**TO DO:**
Exact copies of all the lines below are required.

(Items listed in a dataset)
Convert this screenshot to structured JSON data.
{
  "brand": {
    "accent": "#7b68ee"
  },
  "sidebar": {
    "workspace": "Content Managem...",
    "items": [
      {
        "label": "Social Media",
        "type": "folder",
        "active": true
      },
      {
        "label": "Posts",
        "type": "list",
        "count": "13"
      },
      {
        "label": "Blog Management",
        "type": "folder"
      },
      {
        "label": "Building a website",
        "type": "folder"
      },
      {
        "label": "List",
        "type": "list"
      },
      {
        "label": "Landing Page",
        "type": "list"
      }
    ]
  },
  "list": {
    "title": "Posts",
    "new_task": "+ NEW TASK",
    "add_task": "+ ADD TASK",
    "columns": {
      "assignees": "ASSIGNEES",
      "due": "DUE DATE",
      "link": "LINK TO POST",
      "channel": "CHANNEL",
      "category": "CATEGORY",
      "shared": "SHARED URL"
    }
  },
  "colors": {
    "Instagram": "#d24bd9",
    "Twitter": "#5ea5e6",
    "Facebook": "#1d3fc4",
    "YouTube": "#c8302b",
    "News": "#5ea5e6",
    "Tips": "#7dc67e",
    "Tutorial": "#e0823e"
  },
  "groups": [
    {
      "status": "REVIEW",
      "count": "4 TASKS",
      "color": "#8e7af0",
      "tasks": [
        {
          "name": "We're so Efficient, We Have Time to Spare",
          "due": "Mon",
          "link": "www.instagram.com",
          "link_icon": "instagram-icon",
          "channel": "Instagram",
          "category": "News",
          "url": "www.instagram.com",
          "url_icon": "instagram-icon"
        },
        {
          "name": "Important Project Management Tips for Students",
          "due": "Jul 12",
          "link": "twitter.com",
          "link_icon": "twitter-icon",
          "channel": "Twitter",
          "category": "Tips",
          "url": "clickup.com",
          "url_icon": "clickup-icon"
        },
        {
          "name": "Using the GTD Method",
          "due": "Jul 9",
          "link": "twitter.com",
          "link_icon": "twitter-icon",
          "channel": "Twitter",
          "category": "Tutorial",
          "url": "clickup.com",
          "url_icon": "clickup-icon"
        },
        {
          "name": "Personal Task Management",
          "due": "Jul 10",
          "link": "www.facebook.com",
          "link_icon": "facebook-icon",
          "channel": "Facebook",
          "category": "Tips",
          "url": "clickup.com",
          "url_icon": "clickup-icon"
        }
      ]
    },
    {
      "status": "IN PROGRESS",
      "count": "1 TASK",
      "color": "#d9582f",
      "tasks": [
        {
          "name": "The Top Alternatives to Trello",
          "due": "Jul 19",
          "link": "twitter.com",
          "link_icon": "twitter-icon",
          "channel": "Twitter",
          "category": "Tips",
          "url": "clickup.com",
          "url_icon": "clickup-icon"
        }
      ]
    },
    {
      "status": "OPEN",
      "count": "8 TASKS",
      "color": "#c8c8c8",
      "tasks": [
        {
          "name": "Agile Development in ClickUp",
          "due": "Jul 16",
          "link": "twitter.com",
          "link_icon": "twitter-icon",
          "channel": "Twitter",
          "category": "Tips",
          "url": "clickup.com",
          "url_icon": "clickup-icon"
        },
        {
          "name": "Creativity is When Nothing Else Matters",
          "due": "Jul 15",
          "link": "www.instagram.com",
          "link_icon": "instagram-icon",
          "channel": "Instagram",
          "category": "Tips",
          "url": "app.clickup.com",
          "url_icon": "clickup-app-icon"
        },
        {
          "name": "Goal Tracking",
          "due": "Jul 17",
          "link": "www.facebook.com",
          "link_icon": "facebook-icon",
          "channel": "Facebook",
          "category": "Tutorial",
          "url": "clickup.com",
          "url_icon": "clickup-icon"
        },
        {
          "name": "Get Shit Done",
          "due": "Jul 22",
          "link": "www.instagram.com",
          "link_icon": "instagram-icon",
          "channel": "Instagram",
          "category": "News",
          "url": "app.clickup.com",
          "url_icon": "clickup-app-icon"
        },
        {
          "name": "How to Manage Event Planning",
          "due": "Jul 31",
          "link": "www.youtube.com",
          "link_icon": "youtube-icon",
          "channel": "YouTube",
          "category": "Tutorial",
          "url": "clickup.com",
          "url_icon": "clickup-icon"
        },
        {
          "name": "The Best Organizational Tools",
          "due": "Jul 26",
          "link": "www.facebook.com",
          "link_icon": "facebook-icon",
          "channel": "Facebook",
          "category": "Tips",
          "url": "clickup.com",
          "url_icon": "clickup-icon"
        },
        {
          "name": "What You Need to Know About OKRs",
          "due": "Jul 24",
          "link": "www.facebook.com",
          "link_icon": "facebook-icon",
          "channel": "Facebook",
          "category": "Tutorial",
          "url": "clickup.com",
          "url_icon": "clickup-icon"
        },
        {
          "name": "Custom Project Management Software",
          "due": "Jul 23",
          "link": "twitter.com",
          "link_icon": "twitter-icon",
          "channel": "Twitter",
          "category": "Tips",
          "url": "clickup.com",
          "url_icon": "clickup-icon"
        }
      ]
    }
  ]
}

**SOLUTION TO THIS TASK:**
Convert this screenshot to structured JSON data.
{
  "brand": {
    "accent": "#7b68ee"
  },
  "sidebar": {
    "workspace": "Content Managem...",
    "items": [
      {
        "label": "Social Media",
        "type": "folder",
        "active": true
      },
      {
        "label": "Posts",
        "type": "list",
        "count": "13"
      },
      {
        "label": "Blog Management",
        "type": "folder"
      },
      {
        "label": "Building a website",
        "type": "folder"
      },
      {
        "label": "List",
        "type": "list"
      },
      {
        "label": "Landing Page",
        "type": "list"
      }
    ]
  },
  "list": {
    "title": "Posts",
    "new_task": "+ NEW TASK",
    "add_task": "+ ADD TASK",
    "columns": {
      "assignees": "ASSIGNEES",
      "due": "DUE DATE",
      "link": "LINK TO POST",
      "channel": "CHANNEL",
      "category": "CATEGORY",
      "shared": "SHARED URL"
    }
  },
  "colors": {
    "Instagram": "#d24bd9",
    "Twitter": "#5ea5e6",
    "Facebook": "#1d3fc4",
    "YouTube": "#c8302b",
    "News": "#5ea5e6",
    "Tips": "#7dc67e",
    "Tutorial": "#e0823e"
  },
  "groups": [
    {
      "status": "REVIEW",
      "count": "4 TASKS",
      "color": "#8e7af0",
      "tasks": [
        {
          "name": "We're so Efficient, We Have Time to Spare",
          "due": "Mon",
          "link": "www.instagram.com",
          "link_icon": "instagram-icon",
          "channel": "Instagram",
          "category": "News",
          "url": "www.instagram.com",
          "url_icon": "instagram-icon"
        },
        {
          "name": "Important Project Management Tips for Students",
          "due": "Jul 12",
          "link": "twitter.com",
          "link_icon": "twitter-icon",
          "channel": "Twitter",
          "category": "Tips",
          "url": "clickup.com",
          "url_icon": "clickup-icon"
        },
        {
          "name": "Using the GTD Method",
          "due": "Jul 9",
          "link": "twitter.com",
          "link_icon": "twitter-icon",
          "channel": "Twitter",
          "category": "Tutorial",
          "url": "clickup.com",
          "url_icon": "clickup-icon"
        },
        {
          "name": "Personal Task Management",
          "due": "Jul 10",
          "link": "www.facebook.com",
          "link_icon": "facebook-icon",
          "channel": "Facebook",
          "category": "Tips",
          "url": "clickup.com",
          "url_icon": "clickup-icon"
        }
      ]
    },
    {
      "status": "IN PROGRESS",
      "count": "1 TASK",
      "color": "#d9582f",
      "tasks": [
        {
          "name": "The Top Alternatives to Trello",
          "due": "Jul 19",
          "link": "twitter.com",
          "link_icon": "twitter-icon",
          "channel": "Twitter",
          "category": "Tips",
          "url": "clickup.com",
          "url_icon": "clickup-icon"
        }
      ]
    },
    {
      "status": "OPEN",
      "count": "8 TASKS",
      "color": "#c8c8c8",
      "tasks": [
        {
          "name": "Agile Development in ClickUp",
          "due": "Jul 16",
          "link": "twitter.com",
          "link_icon": "twitter-icon",
          "channel": "Twitter",
          "category": "Tips",
          "url": "clickup.com",
          "url_icon": "clickup-icon"
        },
        {
          "name": "Creativity is When Nothing Else Matters",
          "due": "Jul 15",
          "link": "www.instagram.com",
          "link_icon": "instagram-icon",
          "channel": "Instagram",
          "category": "Tips",
          "url": "app.clickup.com",
          "url_icon": "clickup-app-icon"
        },
        {
          "name": "Goal Tracking",
          "due": "Jul 17",
          "link": "www.facebook.com",
          "link_icon": "facebook-icon",
          "channel": "Facebook",
          "category": "Tutorial",
          "url": "clickup.com",
          "url_icon": "clickup-icon"
        },
        {
          "name": "Get Shit Done",
          "due": "Jul 22",
          "link": "www.instagram.com",
          "link_icon": "instagram-icon",
          "channel": "Instagram",
          "category": "News",
          "url": "app.clickup.com",
          "url_icon": "clickup-app-icon"
        },
        {
          "name": "How to Manage Event Planning",
          "due": "Jul 31",
          "link": "www.youtube.com",
          "link_icon": "youtube-icon",
          "channel": "YouTube",
          "category": "Tutorial",
          "url": "clickup.com",
          "url_icon": "clickup-icon"
        },
        {
          "name": "The Best Organizational Tools",
          "due": "Jul 26",
          "link": "www.facebook.com",
          "link_icon": "facebook-icon",
          "channel": "Facebook",
          "category": "Tips",
          "url": "clickup.com",
          "url_icon": "clickup-icon"
        },
        {
          "name": "What You Need to Know About OKRs",
          "due": "Jul 24",
          "link": "www.facebook.com",
          "link_icon": "facebook-icon",
          "channel": "Facebook",
          "category": "Tutorial",
          "url": "clickup.com",
          "url_icon": "clickup-icon"
        },
        {
          "name": "Custom Project Management Software",
          "due": "Jul 23",
          "link": "twitter.com",
          "link_icon": "twitter-icon",
          "channel": "Twitter",
          "category": "Tips",
          "url": "clickup.com",
          "url_icon": "clickup-icon"
        }
      ]
    }
  ]
}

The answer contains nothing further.